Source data
—————

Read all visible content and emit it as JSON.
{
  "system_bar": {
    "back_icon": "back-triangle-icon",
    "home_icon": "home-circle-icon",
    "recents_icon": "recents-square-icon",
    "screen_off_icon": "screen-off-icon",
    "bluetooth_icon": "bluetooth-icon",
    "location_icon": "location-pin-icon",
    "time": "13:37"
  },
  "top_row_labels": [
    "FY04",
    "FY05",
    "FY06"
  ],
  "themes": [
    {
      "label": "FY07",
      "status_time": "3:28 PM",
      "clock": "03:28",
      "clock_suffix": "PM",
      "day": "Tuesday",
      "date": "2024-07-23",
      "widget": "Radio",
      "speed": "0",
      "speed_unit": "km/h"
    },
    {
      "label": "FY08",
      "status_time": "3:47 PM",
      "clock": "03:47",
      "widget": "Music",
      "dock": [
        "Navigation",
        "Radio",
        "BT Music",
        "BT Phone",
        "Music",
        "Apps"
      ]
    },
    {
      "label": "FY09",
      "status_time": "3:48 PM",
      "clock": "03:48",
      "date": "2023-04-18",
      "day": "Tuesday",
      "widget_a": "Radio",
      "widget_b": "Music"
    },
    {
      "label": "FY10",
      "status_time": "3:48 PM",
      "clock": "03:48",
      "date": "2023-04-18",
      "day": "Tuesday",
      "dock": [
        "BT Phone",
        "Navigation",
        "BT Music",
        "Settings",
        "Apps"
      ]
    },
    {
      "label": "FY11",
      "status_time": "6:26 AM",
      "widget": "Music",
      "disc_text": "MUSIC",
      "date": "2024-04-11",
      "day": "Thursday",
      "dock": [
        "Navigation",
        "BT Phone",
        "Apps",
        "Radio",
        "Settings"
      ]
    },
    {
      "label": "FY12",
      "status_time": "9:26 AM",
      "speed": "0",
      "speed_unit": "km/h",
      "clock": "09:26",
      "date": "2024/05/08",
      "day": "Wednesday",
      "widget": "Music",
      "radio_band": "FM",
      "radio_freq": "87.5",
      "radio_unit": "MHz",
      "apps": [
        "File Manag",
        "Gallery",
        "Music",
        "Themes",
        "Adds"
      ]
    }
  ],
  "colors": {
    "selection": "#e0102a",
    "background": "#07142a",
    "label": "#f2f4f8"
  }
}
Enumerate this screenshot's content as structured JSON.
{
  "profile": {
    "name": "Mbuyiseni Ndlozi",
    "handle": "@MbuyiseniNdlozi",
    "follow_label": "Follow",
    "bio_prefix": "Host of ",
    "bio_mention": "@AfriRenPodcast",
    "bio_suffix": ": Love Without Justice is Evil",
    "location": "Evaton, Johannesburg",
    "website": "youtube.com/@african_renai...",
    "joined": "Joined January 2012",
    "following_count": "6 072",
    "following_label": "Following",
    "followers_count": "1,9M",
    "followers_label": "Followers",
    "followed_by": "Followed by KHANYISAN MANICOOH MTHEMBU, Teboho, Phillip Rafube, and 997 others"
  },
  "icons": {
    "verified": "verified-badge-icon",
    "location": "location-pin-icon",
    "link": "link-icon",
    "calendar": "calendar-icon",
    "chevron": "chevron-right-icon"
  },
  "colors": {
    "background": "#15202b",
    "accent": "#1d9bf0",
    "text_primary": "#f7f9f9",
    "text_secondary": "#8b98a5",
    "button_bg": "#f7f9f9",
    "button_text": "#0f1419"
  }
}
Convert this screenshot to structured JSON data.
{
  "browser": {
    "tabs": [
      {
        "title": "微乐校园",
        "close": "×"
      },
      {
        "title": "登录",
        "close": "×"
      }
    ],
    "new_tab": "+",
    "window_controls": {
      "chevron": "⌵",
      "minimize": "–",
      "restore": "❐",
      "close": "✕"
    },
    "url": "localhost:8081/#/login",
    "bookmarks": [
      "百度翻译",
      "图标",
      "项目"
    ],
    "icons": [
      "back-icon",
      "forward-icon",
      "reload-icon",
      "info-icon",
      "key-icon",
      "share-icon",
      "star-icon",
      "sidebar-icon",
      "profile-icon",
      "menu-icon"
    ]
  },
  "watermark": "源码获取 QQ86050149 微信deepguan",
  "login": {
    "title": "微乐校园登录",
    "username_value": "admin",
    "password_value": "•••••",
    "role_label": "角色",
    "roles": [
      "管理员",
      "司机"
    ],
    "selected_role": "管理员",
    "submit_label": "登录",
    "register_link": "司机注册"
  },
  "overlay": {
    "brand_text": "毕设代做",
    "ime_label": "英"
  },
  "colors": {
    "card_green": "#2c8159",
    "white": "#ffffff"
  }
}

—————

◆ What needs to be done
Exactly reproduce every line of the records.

◆ Answer to the exercise
Read all visible content and emit it as JSON.
{
  "system_bar": {
    "back_icon": "back-triangle-icon",
    "home_icon": "home-circle-icon",
    "recents_icon": "recents-square-icon",
    "screen_off_icon": "screen-off-icon",
    "bluetooth_icon": "bluetooth-icon",
    "location_icon": "location-pin-icon",
    "time": "13:37"
  },
  "top_row_labels": [
    "FY04",
    "FY05",
    "FY06"
  ],
  "themes": [
    {
      "label": "FY07",
      "status_time": "3:28 PM",
      "clock": "03:28",
      "clock_suffix": "PM",
      "day": "Tuesday",
      "date": "2024-07-23",
      "widget": "Radio",
      "speed": "0",
      "speed_unit": "km/h"
    },
    {
      "label": "FY08",
      "status_time": "3:47 PM",
      "clock": "03:47",
      "widget": "Music",
      "dock": [
        "Navigation",
        "Radio",
        "BT Music",
        "BT Phone",
        "Music",
        "Apps"
      ]
    },
    {
      "label": "FY09",
      "status_time": "3:48 PM",
      "clock": "03:48",
      "date": "2023-04-18",
      "day": "Tuesday",
      "widget_a": "Radio",
      "widget_b": "Music"
    },
    {
      "label": "FY10",
      "status_time": "3:48 PM",
      "clock": "03:48",
      "date": "2023-04-18",
      "day": "Tuesday",
      "dock": [
        "BT Phone",
        "Navigation",
        "BT Music",
        "Settings",
        "Apps"
      ]
    },
    {
      "label": "FY11",
      "status_time": "6:26 AM",
      "widget": "Music",
      "disc_text": "MUSIC",
      "date": "2024-04-11",
      "day": "Thursday",
      "dock": [
        "Navigation",
        "BT Phone",
        "Apps",
        "Radio",
        "Settings"
      ]
    },
    {
      "label": "FY12",
      "status_time": "9:26 AM",
      "speed": "0",
      "speed_unit": "km/h",
      "clock": "09:26",
      "date": "2024/05/08",
      "day": "Wednesday",
      "widget": "Music",
      "radio_band": "FM",
      "radio_freq": "87.5",
      "radio_unit": "MHz",
      "apps": [
        "File Manag",
        "Gallery",
        "Music",
        "Themes",
        "Adds"
      ]
    }
  ],
  "colors": {
    "selection": "#e0102a",
    "background": "#07142a",
    "label": "#f2f4f8"
  }
}
Enumerate this screenshot's content as structured JSON.
{
  "profile": {
    "name": "Mbuyiseni Ndlozi",
    "handle": "@MbuyiseniNdlozi",
    "follow_label": "Follow",
    "bio_prefix": "Host of ",
    "bio_mention": "@AfriRenPodcast",
    "bio_suffix": ": Love Without Justice is Evil",
    "location": "Evaton, Johannesburg",
    "website": "youtube.com/@african_renai...",
    "joined": "Joined January 2012",
    "following_count": "6 072",
    "following_label": "Following",
    "followers_count": "1,9M",
    "followers_label": "Followers",
    "followed_by": "Followed by KHANYISAN MANICOOH MTHEMBU, Teboho, Phillip Rafube, and 997 others"
  },
  "icons": {
    "verified": "verified-badge-icon",
    "location": "location-pin-icon",
    "link": "link-icon",
    "calendar": "calendar-icon",
    "chevron": "chevron-right-icon"
  },
  "colors": {
    "background": "#15202b",
    "accent": "#1d9bf0",
    "text_primary": "#f7f9f9",
    "text_secondary": "#8b98a5",
    "button_bg": "#f7f9f9",
    "button_text": "#0f1419"
  }
}
Convert this screenshot to structured JSON data.
{
  "browser": {
    "tabs": [
      {
        "title": "微乐校园",
        "close": "×"
      },
      {
        "title": "登录",
        "close": "×"
      }
    ],
    "new_tab": "+",
    "window_controls": {
      "chevron": "⌵",
      "minimize": "–",
      "restore": "❐",
      "close": "✕"
    },
    "url": "localhost:8081/#/login",
    "bookmarks": [
      "百度翻译",
      "图标",
      "项目"
    ],
    "icons": [
      "back-icon",
      "forward-icon",
      "reload-icon",
      "info-icon",
      "key-icon",
      "share-icon",
      "star-icon",
      "sidebar-icon",
      "profile-icon",
      "menu-icon"
    ]
  },
  "watermark": "源码获取 QQ86050149 微信deepguan",
  "login": {
    "title": "微乐校园登录",
    "username_value": "admin",
    "password_value": "•••••",
    "role_label": "角色",
    "roles": [
      "管理员",
      "司机"
    ],
    "selected_role": "管理员",
    "submit_label": "登录",
    "register_link": "司机注册"
  },
  "overlay": {
    "brand_text": "毕设代做",
    "ime_label": "英"
  },
  "colors": {
    "card_green": "#2c8159",
    "white": "#ffffff"
  }
}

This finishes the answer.